Think of this as a version of Howard Zinn’s landmark 1980 publication A People’s History of the United States. Like Zinn’s book, this doco gives voice to the forgotten people, the ones forcibly removed both from the pages of history and from the land (in the case of one confused Fijian/Indian girl in the ‘70s) by that old paragon of British Imperialism, the White Australia Policy. Long before anyone here had slurped a pho, gorged a pizza or regretted a kebab our Prime Minister, Billy Hughes, could be found lecturing world leaders at the 1919 Paris Peace Conference that no way would he support a racial equality clause and fat bloody chance he’d let any of those wily Japanese past our borders. Nearly a century later, politicians at the highest level seem to be reading from the same noxious script.
For three quarters of a century, it was an immigration policy supported by both sides of politics that doggedly strived to ensure Australia remained as homogonous as possible. The land of opportunity… So long as you were white. A few rabble-rousers (Charles Perkins) attacked the edifice, but the institutional strength of ‘white’ Australia was near indomitable. Yet cracks were appearing. Menzies tried to stem the flow with the Colombo Plan, the first mass advertising campaign promoting Australia as a great, not really racist country. It failed. Whitlam said he cared, but the figures and facts suggest otherwise. It was Fraser who reversed the rot and welcomed thousands of fleeing Vietnamese. One of the reasons he is hated by the new generation of conservatives. Says it all really.

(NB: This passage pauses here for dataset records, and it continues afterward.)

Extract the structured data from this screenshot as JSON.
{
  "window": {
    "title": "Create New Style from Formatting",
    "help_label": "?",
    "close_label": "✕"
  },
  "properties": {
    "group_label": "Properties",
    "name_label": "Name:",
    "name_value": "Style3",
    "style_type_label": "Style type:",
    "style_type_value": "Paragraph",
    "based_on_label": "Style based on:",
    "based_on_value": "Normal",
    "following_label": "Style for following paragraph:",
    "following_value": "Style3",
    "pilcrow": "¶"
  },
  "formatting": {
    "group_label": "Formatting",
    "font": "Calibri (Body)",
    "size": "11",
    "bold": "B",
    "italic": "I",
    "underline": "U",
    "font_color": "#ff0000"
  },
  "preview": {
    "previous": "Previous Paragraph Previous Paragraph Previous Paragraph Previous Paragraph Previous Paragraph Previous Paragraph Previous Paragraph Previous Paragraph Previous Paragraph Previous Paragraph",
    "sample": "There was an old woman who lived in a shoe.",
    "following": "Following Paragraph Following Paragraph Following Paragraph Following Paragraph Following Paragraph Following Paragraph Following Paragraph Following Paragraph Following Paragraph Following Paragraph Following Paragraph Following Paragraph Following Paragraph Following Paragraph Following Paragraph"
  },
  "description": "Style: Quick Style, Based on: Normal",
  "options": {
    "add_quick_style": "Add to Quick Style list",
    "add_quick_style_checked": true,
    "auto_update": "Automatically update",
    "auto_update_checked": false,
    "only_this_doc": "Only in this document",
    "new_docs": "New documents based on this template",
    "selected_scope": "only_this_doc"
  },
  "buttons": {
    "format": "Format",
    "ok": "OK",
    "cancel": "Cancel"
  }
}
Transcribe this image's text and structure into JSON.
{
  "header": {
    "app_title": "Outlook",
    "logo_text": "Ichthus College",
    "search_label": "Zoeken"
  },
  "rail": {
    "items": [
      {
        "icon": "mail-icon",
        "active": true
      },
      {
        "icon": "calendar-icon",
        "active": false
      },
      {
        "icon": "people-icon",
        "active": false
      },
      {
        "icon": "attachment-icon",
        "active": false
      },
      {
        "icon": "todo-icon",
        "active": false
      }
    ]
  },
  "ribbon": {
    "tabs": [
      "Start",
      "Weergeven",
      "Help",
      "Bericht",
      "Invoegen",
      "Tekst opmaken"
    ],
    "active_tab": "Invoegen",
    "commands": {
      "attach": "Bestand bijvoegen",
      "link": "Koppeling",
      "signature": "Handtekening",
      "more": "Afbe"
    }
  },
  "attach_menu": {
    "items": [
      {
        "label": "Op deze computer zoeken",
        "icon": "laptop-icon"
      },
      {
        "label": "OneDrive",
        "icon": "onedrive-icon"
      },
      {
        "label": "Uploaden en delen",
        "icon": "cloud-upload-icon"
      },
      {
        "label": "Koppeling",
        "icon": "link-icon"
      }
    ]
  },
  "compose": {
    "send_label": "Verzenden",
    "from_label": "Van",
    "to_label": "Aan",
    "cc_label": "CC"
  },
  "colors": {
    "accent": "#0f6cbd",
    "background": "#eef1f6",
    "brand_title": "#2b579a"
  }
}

But history is contestable. And there are large swathes of our populace longing for days of yore; a mythical place that never even existed, as Immigration Nation makes so plainly clear. Riveting, angry and essential stuff.